**WORK REQUIRED:**
When you return the data, keep every word exact and include none of the images.

********************

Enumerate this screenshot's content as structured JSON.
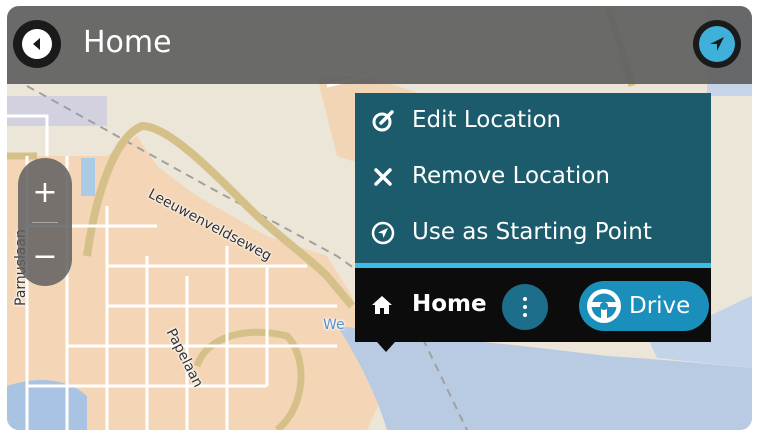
{
  "header": {
    "title": "Home",
    "back_icon": "back-arrow-icon",
    "locate_icon": "current-location-icon"
  },
  "map": {
    "zoom_in_label": "+",
    "zoom_out_label": "−",
    "streets": [
      "Leeuwenveldseweg",
      "Papelaan",
      "Parnuslaan",
      "We"
    ]
  },
  "menu": {
    "items": [
      {
        "label": "Edit Location",
        "icon": "edit-icon"
      },
      {
        "label": "Remove Location",
        "icon": "remove-icon"
      },
      {
        "label": "Use as Starting Point",
        "icon": "starting-point-icon"
      }
    ]
  },
  "bottom_bar": {
    "title": "Home",
    "icon": "home-icon",
    "more_icon": "more-options-icon",
    "drive_label": "Drive",
    "drive_icon": "steering-wheel-icon"
  },
  "colors": {
    "header": "#606060",
    "menu": "#1c5b6b",
    "accent": "#3dbde6",
    "drive_button": "#1a8fbb",
    "bar": "#0c0c0c"
  }
}
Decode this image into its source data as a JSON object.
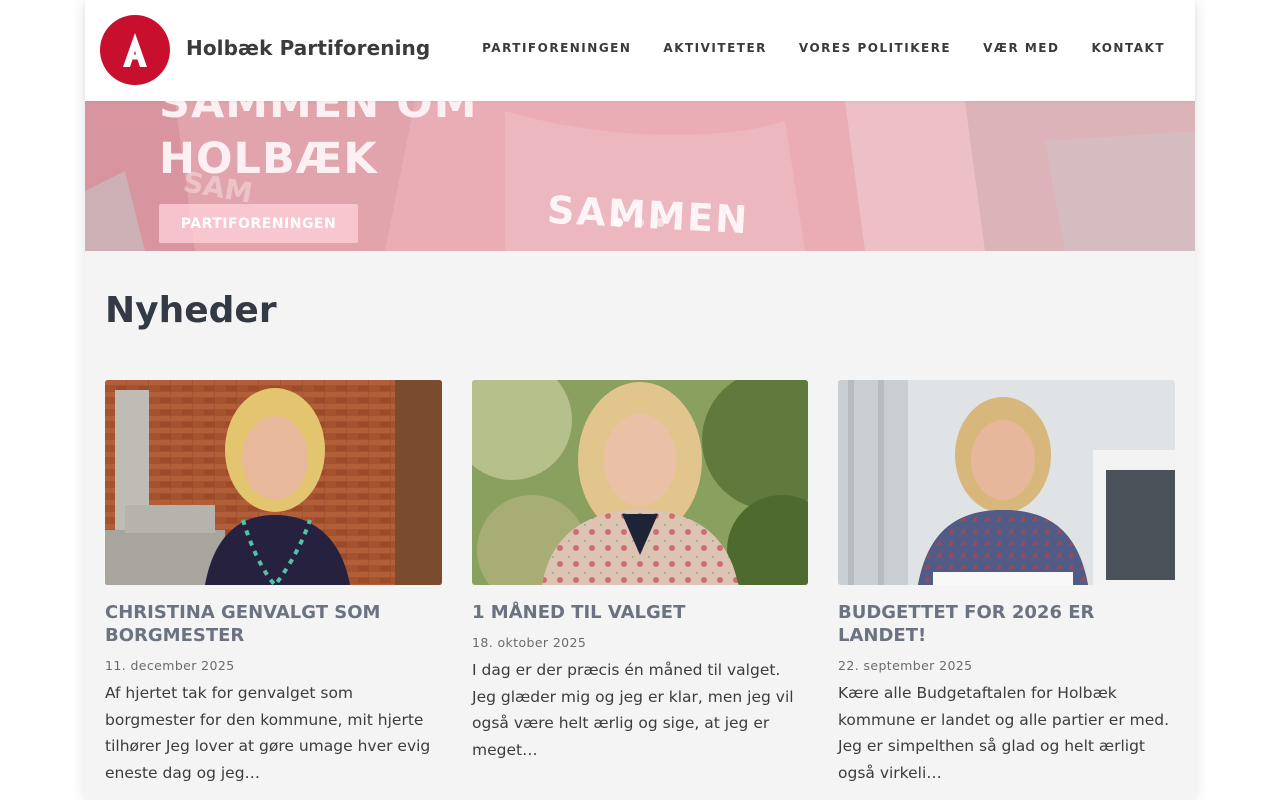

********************

**OUTPUT BELOW:**
Enumerate this screenshot's content as structured JSON.
{
  "header": {
    "title": "Home",
    "back_icon": "back-arrow-icon",
    "locate_icon": "current-location-icon"
  },
  "map": {
    "zoom_in_label": "+",
    "zoom_out_label": "−",
    "streets": [
      "Leeuwenveldseweg",
      "Papelaan",
      "Parnuslaan",
      "We"
    ]
  },
  "menu": {
    "items": [
      {
        "label": "Edit Location",
        "icon": "edit-icon"
      },
      {
        "label": "Remove Location",
        "icon": "remove-icon"
      },
      {
        "label": "Use as Starting Point",
        "icon": "starting-point-icon"
      }
    ]
  },
  "bottom_bar": {
    "title": "Home",
    "icon": "home-icon",
    "more_icon": "more-options-icon",
    "drive_label": "Drive",
    "drive_icon": "steering-wheel-icon"
  },
  "colors": {
    "header": "#606060",
    "menu": "#1c5b6b",
    "accent": "#3dbde6",
    "drive_button": "#1a8fbb",
    "bar": "#0c0c0c"
  }
}
Decode this image into its source data as a JSON object.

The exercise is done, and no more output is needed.